* Exercise requirements:
Examine the records below. Report how many of their lines contain the word "icon", with no other content.

Start of Block

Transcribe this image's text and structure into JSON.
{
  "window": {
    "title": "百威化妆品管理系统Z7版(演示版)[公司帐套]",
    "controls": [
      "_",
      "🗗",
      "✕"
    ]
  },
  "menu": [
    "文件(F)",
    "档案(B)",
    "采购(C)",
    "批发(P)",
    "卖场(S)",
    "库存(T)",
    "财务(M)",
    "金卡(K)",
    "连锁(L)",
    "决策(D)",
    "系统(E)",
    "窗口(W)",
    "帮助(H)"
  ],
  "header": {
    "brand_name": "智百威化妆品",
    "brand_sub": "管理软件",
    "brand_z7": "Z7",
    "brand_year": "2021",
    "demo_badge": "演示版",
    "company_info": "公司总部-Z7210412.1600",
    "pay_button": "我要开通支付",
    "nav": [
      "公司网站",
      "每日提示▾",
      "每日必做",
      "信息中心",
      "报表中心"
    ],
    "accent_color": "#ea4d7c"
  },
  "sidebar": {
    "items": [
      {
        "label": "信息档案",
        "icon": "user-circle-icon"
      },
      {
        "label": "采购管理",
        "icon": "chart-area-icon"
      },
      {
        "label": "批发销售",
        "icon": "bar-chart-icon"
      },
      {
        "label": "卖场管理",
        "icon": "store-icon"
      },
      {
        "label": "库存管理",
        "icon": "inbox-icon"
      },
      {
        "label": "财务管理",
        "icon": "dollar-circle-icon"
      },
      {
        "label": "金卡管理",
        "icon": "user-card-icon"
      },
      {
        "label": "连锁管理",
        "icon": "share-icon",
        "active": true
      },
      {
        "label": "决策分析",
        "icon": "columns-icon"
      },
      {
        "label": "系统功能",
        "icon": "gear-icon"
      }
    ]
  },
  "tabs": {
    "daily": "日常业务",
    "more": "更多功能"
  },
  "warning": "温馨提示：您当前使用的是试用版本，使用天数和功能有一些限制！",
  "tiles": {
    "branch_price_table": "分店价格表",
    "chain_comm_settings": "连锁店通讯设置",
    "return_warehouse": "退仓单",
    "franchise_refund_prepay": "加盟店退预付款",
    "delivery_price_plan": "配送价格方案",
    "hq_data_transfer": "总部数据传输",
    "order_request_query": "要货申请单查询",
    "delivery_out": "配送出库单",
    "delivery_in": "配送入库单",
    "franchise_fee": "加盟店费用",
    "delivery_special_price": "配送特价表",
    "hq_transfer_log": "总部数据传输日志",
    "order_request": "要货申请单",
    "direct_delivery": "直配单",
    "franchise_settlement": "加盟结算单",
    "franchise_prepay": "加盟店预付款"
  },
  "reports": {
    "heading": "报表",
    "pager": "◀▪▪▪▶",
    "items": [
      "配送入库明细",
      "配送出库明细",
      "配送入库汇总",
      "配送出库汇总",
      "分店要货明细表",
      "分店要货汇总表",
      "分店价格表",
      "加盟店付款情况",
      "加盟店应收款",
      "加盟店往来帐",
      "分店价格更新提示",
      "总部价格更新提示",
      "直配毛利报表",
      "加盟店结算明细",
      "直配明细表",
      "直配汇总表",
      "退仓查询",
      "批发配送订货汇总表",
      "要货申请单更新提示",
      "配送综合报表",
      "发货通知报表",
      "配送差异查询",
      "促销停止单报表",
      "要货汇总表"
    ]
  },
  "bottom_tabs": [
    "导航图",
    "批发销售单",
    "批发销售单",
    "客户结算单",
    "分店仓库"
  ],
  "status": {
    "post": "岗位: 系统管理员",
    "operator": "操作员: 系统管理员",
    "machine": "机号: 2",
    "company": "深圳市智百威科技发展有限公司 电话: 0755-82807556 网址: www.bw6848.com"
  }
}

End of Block

* Written response:
10